* **What to produce**
For each record that follows, give it back exactly, with no pictures included.

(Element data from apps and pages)
----------------------------------------
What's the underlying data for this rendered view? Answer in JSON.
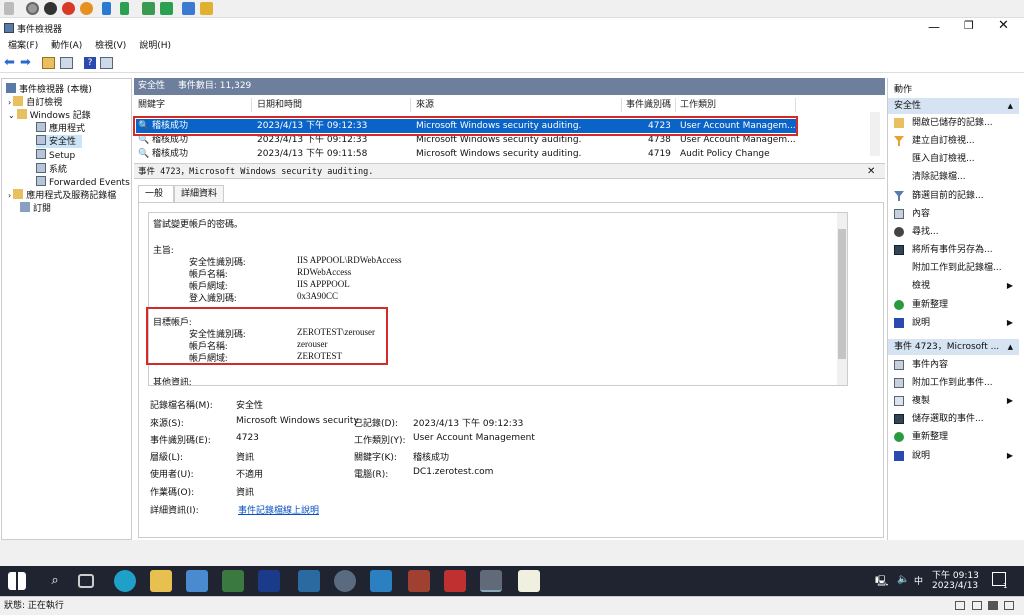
{
  "window": {
    "title": "事件檢視器"
  },
  "menu": [
    "檔案(F)",
    "動作(A)",
    "檢視(V)",
    "說明(H)"
  ],
  "tree": {
    "root": "事件檢視器 (本機)",
    "custom_views": "自訂檢視",
    "windows_logs": "Windows 記錄",
    "application": "應用程式",
    "security": "安全性",
    "setup": "Setup",
    "system": "系統",
    "forwarded": "Forwarded Events",
    "app_services": "應用程式及服務記錄檔",
    "subscriptions": "訂閱"
  },
  "list": {
    "header_name": "安全性",
    "header_count": "事件數目: 11,329",
    "columns": [
      "關鍵字",
      "日期和時間",
      "來源",
      "事件識別碼",
      "工作類別"
    ],
    "rows": [
      {
        "kw": "稽核成功",
        "dt": "2023/4/13 下午 09:12:33",
        "src": "Microsoft Windows security auditing.",
        "id": "4723",
        "cat": "User Account Managem..."
      },
      {
        "kw": "稽核成功",
        "dt": "2023/4/13 下午 09:12:33",
        "src": "Microsoft Windows security auditing.",
        "id": "4738",
        "cat": "User Account Managem..."
      },
      {
        "kw": "稽核成功",
        "dt": "2023/4/13 下午 09:11:58",
        "src": "Microsoft Windows security auditing.",
        "id": "4719",
        "cat": "Audit Policy Change"
      }
    ]
  },
  "detail": {
    "header": "事件 4723，Microsoft Windows security auditing.",
    "tabs": [
      "一般",
      "詳細資料"
    ],
    "desc": {
      "line1": "嘗試變更帳戶的密碼。",
      "subject": "主旨:",
      "s_sid_k": "安全性識別碼:",
      "s_sid_v": "IIS APPOOL\\RDWebAccess",
      "s_name_k": "帳戶名稱:",
      "s_name_v": "RDWebAccess",
      "s_dom_k": "帳戶網域:",
      "s_dom_v": "IIS APPPOOL",
      "s_logon_k": "登入識別碼:",
      "s_logon_v": "0x3A90CC",
      "target": "目標帳戶:",
      "t_sid_k": "安全性識別碼:",
      "t_sid_v": "ZEROTEST\\zerouser",
      "t_name_k": "帳戶名稱:",
      "t_name_v": "zerouser",
      "t_dom_k": "帳戶網域:",
      "t_dom_v": "ZEROTEST",
      "other": "其他資訊:"
    },
    "props": {
      "logname_k": "記錄檔名稱(M):",
      "logname_v": "安全性",
      "source_k": "來源(S):",
      "source_v": "Microsoft Windows security",
      "logged_k": "已記錄(D):",
      "logged_v": "2023/4/13 下午 09:12:33",
      "eventid_k": "事件識別碼(E):",
      "eventid_v": "4723",
      "taskcat_k": "工作類別(Y):",
      "taskcat_v": "User Account Management",
      "level_k": "層級(L):",
      "level_v": "資訊",
      "keywords_k": "關鍵字(K):",
      "keywords_v": "稽核成功",
      "user_k": "使用者(U):",
      "user_v": "不適用",
      "computer_k": "電腦(R):",
      "computer_v": "DC1.zerotest.com",
      "opcode_k": "作業碼(O):",
      "opcode_v": "資訊",
      "more_k": "詳細資訊(I):",
      "more_link": "事件記錄檔線上說明"
    }
  },
  "actions": {
    "title": "動作",
    "section1": "安全性",
    "items1": [
      "開啟已儲存的記錄...",
      "建立自訂檢視...",
      "匯入自訂檢視...",
      "清除記錄檔...",
      "篩選目前的記錄...",
      "內容",
      "尋找...",
      "將所有事件另存為...",
      "附加工作到此記錄檔...",
      "檢視",
      "重新整理",
      "說明"
    ],
    "section2": "事件 4723，Microsoft ...",
    "items2": [
      "事件內容",
      "附加工作到此事件...",
      "複製",
      "儲存選取的事件...",
      "重新整理",
      "說明"
    ]
  },
  "taskbar": {
    "time": "下午 09:13",
    "date": "2023/4/13",
    "ime": "中",
    "notif": "1"
  },
  "status": {
    "text": "狀態: 正在執行"
  },
  "colors": {
    "selected": "#0a64c8",
    "header": "#6e7f9e",
    "action_header": "#d6e3f3",
    "highlight": "#d42a2a",
    "taskbar": "#1f2430"
  }
}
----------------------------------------
* **Your response**
What's the underlying data for this rendered view? Answer in JSON.
{
  "window": {
    "title": "事件檢視器"
  },
  "menu": [
    "檔案(F)",
    "動作(A)",
    "檢視(V)",
    "說明(H)"
  ],
  "tree": {
    "root": "事件檢視器 (本機)",
    "custom_views": "自訂檢視",
    "windows_logs": "Windows 記錄",
    "application": "應用程式",
    "security": "安全性",
    "setup": "Setup",
    "system": "系統",
    "forwarded": "Forwarded Events",
    "app_services": "應用程式及服務記錄檔",
    "subscriptions": "訂閱"
  },
  "list": {
    "header_name": "安全性",
    "header_count": "事件數目: 11,329",
    "columns": [
      "關鍵字",
      "日期和時間",
      "來源",
      "事件識別碼",
      "工作類別"
    ],
    "rows": [
      {
        "kw": "稽核成功",
        "dt": "2023/4/13 下午 09:12:33",
        "src": "Microsoft Windows security auditing.",
        "id": "4723",
        "cat": "User Account Managem..."
      },
      {
        "kw": "稽核成功",
        "dt": "2023/4/13 下午 09:12:33",
        "src": "Microsoft Windows security auditing.",
        "id": "4738",
        "cat": "User Account Managem..."
      },
      {
        "kw": "稽核成功",
        "dt": "2023/4/13 下午 09:11:58",
        "src": "Microsoft Windows security auditing.",
        "id": "4719",
        "cat": "Audit Policy Change"
      }
    ]
  },
  "detail": {
    "header": "事件 4723，Microsoft Windows security auditing.",
    "tabs": [
      "一般",
      "詳細資料"
    ],
    "desc": {
      "line1": "嘗試變更帳戶的密碼。",
      "subject": "主旨:",
      "s_sid_k": "安全性識別碼:",
      "s_sid_v": "IIS APPOOL\\RDWebAccess",
      "s_name_k": "帳戶名稱:",
      "s_name_v": "RDWebAccess",
      "s_dom_k": "帳戶網域:",
      "s_dom_v": "IIS APPPOOL",
      "s_logon_k": "登入識別碼:",
      "s_logon_v": "0x3A90CC",
      "target": "目標帳戶:",
      "t_sid_k": "安全性識別碼:",
      "t_sid_v": "ZEROTEST\\zerouser",
      "t_name_k": "帳戶名稱:",
      "t_name_v": "zerouser",
      "t_dom_k": "帳戶網域:",
      "t_dom_v": "ZEROTEST",
      "other": "其他資訊:"
    },
    "props": {
      "logname_k": "記錄檔名稱(M):",
      "logname_v": "安全性",
      "source_k": "來源(S):",
      "source_v": "Microsoft Windows security",
      "logged_k": "已記錄(D):",
      "logged_v": "2023/4/13 下午 09:12:33",
      "eventid_k": "事件識別碼(E):",
      "eventid_v": "4723",
      "taskcat_k": "工作類別(Y):",
      "taskcat_v": "User Account Management",
      "level_k": "層級(L):",
      "level_v": "資訊",
      "keywords_k": "關鍵字(K):",
      "keywords_v": "稽核成功",
      "user_k": "使用者(U):",
      "user_v": "不適用",
      "computer_k": "電腦(R):",
      "computer_v": "DC1.zerotest.com",
      "opcode_k": "作業碼(O):",
      "opcode_v": "資訊",
      "more_k": "詳細資訊(I):",
      "more_link": "事件記錄檔線上說明"
    }
  },
  "actions": {
    "title": "動作",
    "section1": "安全性",
    "items1": [
      "開啟已儲存的記錄...",
      "建立自訂檢視...",
      "匯入自訂檢視...",
      "清除記錄檔...",
      "篩選目前的記錄...",
      "內容",
      "尋找...",
      "將所有事件另存為...",
      "附加工作到此記錄檔...",
      "檢視",
      "重新整理",
      "說明"
    ],
    "section2": "事件 4723，Microsoft ...",
    "items2": [
      "事件內容",
      "附加工作到此事件...",
      "複製",
      "儲存選取的事件...",
      "重新整理",
      "說明"
    ]
  },
  "taskbar": {
    "time": "下午 09:13",
    "date": "2023/4/13",
    "ime": "中",
    "notif": "1"
  },
  "status": {
    "text": "狀態: 正在執行"
  },
  "colors": {
    "selected": "#0a64c8",
    "header": "#6e7f9e",
    "action_header": "#d6e3f3",
    "highlight": "#d42a2a",
    "taskbar": "#1f2430"
  }
}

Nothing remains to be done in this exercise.